Successful baseball hitting involves a combination of highly trained perceptual skills and forceful bat swing motions. The purpose of the present study was to quantify the horizontal movement of the head and eyes while baseball batters hit a fastball to clarify a visual strategy for this highly trained interceptive task. Six collegiate baseball players hit a fastball that was launched from a pitching machine. The ball speed was 31.9 ms-1 for the Slow Ball Task and 40.3 ms-1 for the Fast Ball Task. Horizontal head movements were analysed using images that were captured by two high-speed video cameras. The Horizontal eye movement was recorded with electrooculography. The angular speed of the horizontal head and eye movements during hitting were divided into four time periods (I-40 = 21–40% of total ball-flight, I-60 = 41–60% of total ball-flight, I-80 = 61–80% of total ball-flight, I-100 = 81–100% of total ball-flight) and analysed using analysis of variance and a Tukey post-hoc multiple-comparison. In the Slow Ball Task, the horizontal angular velocity of the head during I-80 was significantly faster than that during I-40 (p < 0.05). In the Fast Ball Task, the horizontal angular velocity of the head during I-80 was significantly faster than that during I-40 and I-60 (p < 0.05). These results indicated that the tracking motion of the head became faster as the launched ball came close to the batters, but there was no change in the angular tracking motion of the eyes. Therefore, rapid eye movement may not be suitable to accurately estimate the ball’s future location during fastball hitting based on the eye-centered coordinates. Our findings suggest that conventional vision training with a wide range of saccadic or smooth-pursuit eye movements does not reflect the characteristics of tracking strategies during baseball hitting.

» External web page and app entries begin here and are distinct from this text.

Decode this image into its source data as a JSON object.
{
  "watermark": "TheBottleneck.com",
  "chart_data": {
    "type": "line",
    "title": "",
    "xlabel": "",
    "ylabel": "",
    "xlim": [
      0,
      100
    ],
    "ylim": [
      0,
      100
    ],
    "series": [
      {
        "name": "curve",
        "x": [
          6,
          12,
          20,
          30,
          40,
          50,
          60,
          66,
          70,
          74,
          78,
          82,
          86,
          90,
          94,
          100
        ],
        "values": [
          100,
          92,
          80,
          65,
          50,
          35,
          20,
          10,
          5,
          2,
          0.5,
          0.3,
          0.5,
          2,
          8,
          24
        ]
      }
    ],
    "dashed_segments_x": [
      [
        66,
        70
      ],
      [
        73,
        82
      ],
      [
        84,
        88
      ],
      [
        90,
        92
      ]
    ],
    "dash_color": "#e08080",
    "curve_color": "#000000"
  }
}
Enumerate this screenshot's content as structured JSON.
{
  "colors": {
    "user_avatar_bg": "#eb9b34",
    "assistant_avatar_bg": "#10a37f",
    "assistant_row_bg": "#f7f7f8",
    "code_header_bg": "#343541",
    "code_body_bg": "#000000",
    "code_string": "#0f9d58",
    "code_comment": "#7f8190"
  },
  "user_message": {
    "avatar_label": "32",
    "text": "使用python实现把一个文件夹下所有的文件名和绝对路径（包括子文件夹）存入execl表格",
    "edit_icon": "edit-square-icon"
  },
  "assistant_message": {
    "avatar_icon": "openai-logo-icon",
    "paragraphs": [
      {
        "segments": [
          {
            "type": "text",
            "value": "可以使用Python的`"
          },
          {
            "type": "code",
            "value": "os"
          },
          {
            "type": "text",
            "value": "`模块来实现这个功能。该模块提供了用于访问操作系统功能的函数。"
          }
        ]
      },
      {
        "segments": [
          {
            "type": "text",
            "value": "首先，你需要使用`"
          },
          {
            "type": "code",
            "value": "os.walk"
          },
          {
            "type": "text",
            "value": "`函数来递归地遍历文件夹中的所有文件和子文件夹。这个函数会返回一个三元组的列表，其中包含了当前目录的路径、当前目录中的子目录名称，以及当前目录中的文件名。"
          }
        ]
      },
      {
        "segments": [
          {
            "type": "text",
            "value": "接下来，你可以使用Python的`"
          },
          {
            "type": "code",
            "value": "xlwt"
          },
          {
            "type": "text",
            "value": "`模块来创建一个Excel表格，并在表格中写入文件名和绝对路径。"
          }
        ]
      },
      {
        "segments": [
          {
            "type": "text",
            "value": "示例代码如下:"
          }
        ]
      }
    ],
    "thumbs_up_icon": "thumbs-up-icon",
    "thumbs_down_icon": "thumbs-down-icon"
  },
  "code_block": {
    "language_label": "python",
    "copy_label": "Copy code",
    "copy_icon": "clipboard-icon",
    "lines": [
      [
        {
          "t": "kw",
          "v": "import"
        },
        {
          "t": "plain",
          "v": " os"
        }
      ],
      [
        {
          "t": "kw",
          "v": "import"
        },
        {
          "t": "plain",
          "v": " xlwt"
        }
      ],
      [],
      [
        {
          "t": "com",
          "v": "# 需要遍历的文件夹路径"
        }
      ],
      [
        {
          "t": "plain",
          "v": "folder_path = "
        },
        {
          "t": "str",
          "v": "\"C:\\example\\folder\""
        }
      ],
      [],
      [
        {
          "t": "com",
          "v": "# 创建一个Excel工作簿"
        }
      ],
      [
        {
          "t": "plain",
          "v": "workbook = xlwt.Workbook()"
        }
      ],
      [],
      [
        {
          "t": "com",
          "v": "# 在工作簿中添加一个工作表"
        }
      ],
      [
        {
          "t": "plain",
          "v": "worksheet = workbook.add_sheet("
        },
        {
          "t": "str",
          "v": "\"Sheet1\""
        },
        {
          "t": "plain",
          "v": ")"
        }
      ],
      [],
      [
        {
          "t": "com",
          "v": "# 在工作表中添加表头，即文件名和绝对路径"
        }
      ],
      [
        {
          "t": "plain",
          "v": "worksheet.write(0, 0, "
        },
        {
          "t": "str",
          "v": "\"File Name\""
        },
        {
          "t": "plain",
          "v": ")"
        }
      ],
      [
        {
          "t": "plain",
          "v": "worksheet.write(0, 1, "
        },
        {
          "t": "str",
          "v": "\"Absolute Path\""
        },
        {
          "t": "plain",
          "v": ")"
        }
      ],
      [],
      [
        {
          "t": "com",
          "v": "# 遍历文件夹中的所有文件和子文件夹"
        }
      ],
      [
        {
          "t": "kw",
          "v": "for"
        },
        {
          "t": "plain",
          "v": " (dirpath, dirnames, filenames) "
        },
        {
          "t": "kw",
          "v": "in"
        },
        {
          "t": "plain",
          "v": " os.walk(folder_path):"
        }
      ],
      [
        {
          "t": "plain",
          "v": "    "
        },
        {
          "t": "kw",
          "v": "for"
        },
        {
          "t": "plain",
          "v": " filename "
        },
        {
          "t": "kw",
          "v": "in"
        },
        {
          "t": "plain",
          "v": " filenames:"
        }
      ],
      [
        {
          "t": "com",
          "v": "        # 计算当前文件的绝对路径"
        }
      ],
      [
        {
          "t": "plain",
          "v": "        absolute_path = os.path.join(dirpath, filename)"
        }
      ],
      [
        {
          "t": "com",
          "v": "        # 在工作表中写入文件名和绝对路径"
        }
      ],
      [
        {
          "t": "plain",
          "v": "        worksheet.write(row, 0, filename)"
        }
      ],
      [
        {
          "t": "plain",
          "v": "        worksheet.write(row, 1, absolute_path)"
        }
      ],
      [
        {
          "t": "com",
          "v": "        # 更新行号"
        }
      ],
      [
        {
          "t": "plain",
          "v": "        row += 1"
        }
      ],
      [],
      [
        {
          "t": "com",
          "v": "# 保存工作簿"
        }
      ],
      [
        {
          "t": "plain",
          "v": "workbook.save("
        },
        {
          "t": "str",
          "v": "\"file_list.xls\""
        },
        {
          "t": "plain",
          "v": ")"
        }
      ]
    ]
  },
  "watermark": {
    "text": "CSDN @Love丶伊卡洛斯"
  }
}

ASJC Scopus subject areas
- Biochemistry, Genetics and Molecular Biology(all)
- Agricultural and Biological Sciences(all)